(Material provided)

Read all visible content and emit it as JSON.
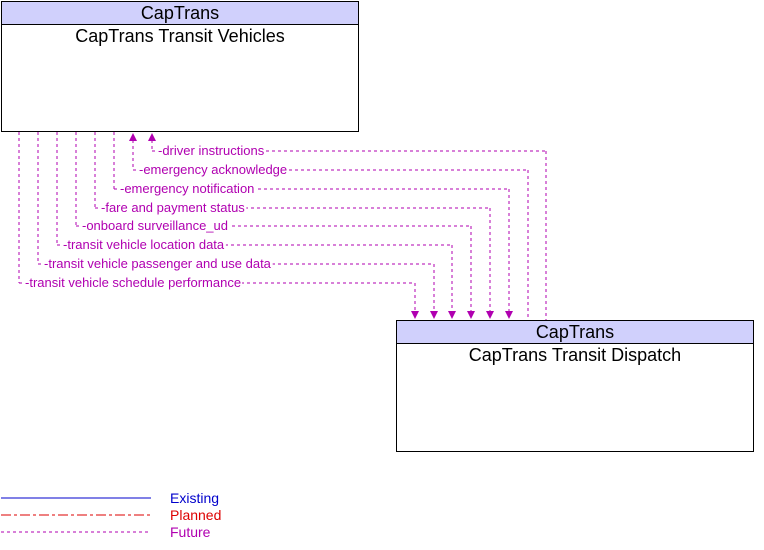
{
  "diagram": {
    "colors": {
      "future": "#b000b0",
      "existing": "#0000cc",
      "planned": "#dd0000",
      "header_fill": "#d0d0fc"
    },
    "boxes": [
      {
        "id": "vehicles",
        "owner": "CapTrans",
        "name": "CapTrans Transit Vehicles"
      },
      {
        "id": "dispatch",
        "owner": "CapTrans",
        "name": "CapTrans Transit Dispatch"
      }
    ],
    "flows": [
      {
        "label": "driver instructions",
        "direction": "to-vehicles",
        "status": "Future"
      },
      {
        "label": "emergency acknowledge",
        "direction": "to-vehicles",
        "status": "Future"
      },
      {
        "label": "emergency notification",
        "direction": "to-dispatch",
        "status": "Future"
      },
      {
        "label": "fare and payment status",
        "direction": "to-dispatch",
        "status": "Future"
      },
      {
        "label": "onboard surveillance_ud",
        "direction": "to-dispatch",
        "status": "Future"
      },
      {
        "label": "transit vehicle location data",
        "direction": "to-dispatch",
        "status": "Future"
      },
      {
        "label": "transit vehicle passenger and use data",
        "direction": "to-dispatch",
        "status": "Future"
      },
      {
        "label": "transit vehicle schedule performance",
        "direction": "to-dispatch",
        "status": "Future"
      }
    ],
    "legend": [
      {
        "label": "Existing",
        "color": "#0000cc"
      },
      {
        "label": "Planned",
        "color": "#dd0000"
      },
      {
        "label": "Future",
        "color": "#b000b0"
      }
    ]
  }
}
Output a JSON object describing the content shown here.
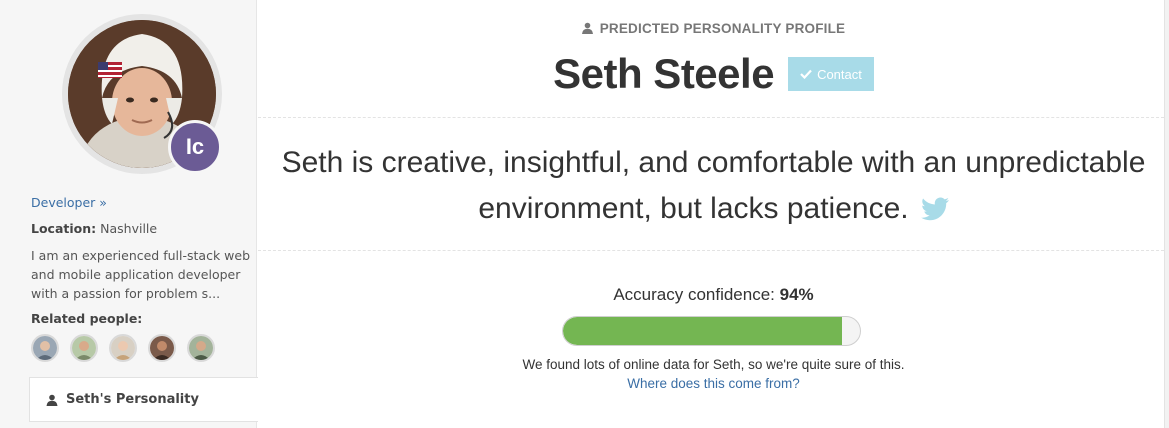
{
  "sidebar": {
    "badge": "Ic",
    "developer_link": "Developer »",
    "location_label": "Location:",
    "location_value": "Nashville",
    "bio": "I am an experienced full-stack web and mobile application developer with a passion for problem s...",
    "related_label": "Related people:",
    "related_count": 5,
    "nav_item": "Seth's Personality"
  },
  "main": {
    "kicker": "PREDICTED PERSONALITY PROFILE",
    "name": "Seth Steele",
    "contact_label": "Contact",
    "summary": "Seth is creative, insightful, and comfortable with an unpredictable environment, but lacks patience.",
    "accuracy_label": "Accuracy confidence:",
    "accuracy_value": "94%",
    "accuracy_fraction": 0.94,
    "found_text": "We found lots of online data for Seth, so we're quite sure of this.",
    "where_link": "Where does this come from?"
  },
  "colors": {
    "accent_link": "#3a6ea5",
    "badge_bg": "#6b5b95",
    "contact_bg": "#a8dbe8",
    "bar_fill": "#74b652",
    "twitter": "#a8dbe8"
  },
  "icons": [
    "user-icon",
    "check-icon",
    "twitter-icon"
  ]
}
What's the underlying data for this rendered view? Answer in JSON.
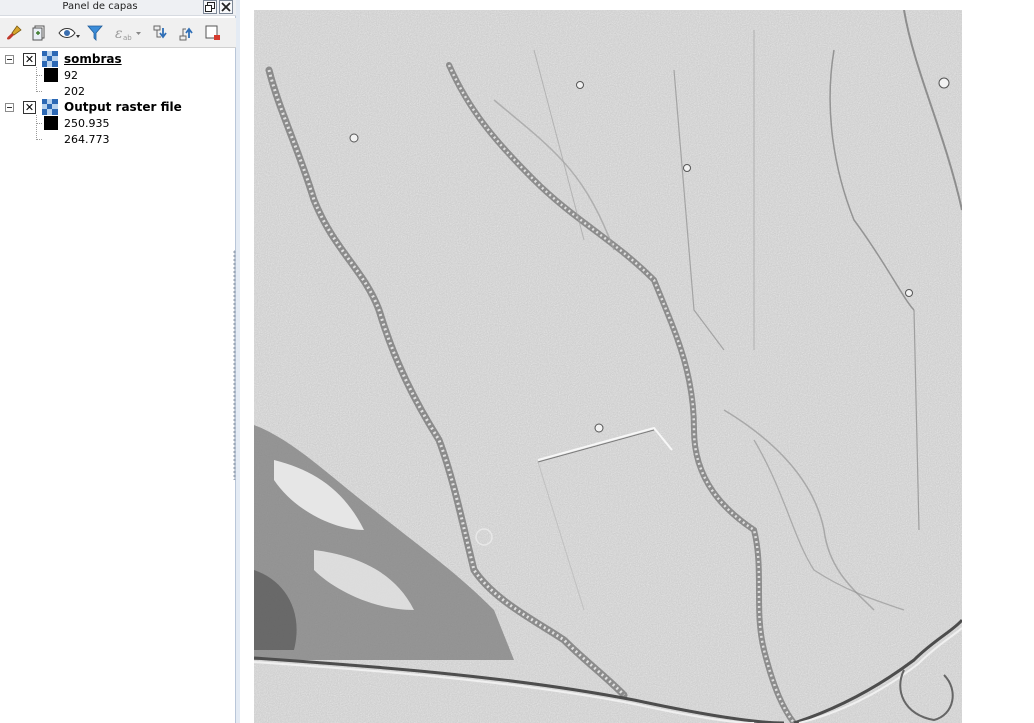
{
  "panel": {
    "title": "Panel de capas"
  },
  "toolbar": {
    "buttons": [
      {
        "icon": "style-brush-icon",
        "label": "Open layer styling"
      },
      {
        "icon": "add-group-icon",
        "label": "Add group"
      },
      {
        "icon": "eye-visibility-icon",
        "label": "Manage map themes"
      },
      {
        "icon": "filter-icon",
        "label": "Filter legend"
      },
      {
        "icon": "expression-filter-icon",
        "label": "Filter legend by expression"
      },
      {
        "icon": "expand-all-icon",
        "label": "Expand all"
      },
      {
        "icon": "collapse-all-icon",
        "label": "Collapse all"
      },
      {
        "icon": "remove-layer-icon",
        "label": "Remove layer"
      }
    ]
  },
  "layers": [
    {
      "name": "sombras",
      "visible": true,
      "selected": true,
      "legend": [
        {
          "label": "92",
          "color": "#000000"
        },
        {
          "label": "202",
          "color": null
        }
      ]
    },
    {
      "name": "Output raster file",
      "visible": true,
      "selected": false,
      "legend": [
        {
          "label": "250.935",
          "color": "#000000"
        },
        {
          "label": "264.773",
          "color": null
        }
      ]
    }
  ],
  "map": {
    "background": "#ffffff",
    "raster_base_color": "#c8c8c8"
  }
}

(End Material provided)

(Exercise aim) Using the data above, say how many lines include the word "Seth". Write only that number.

(Task result) 4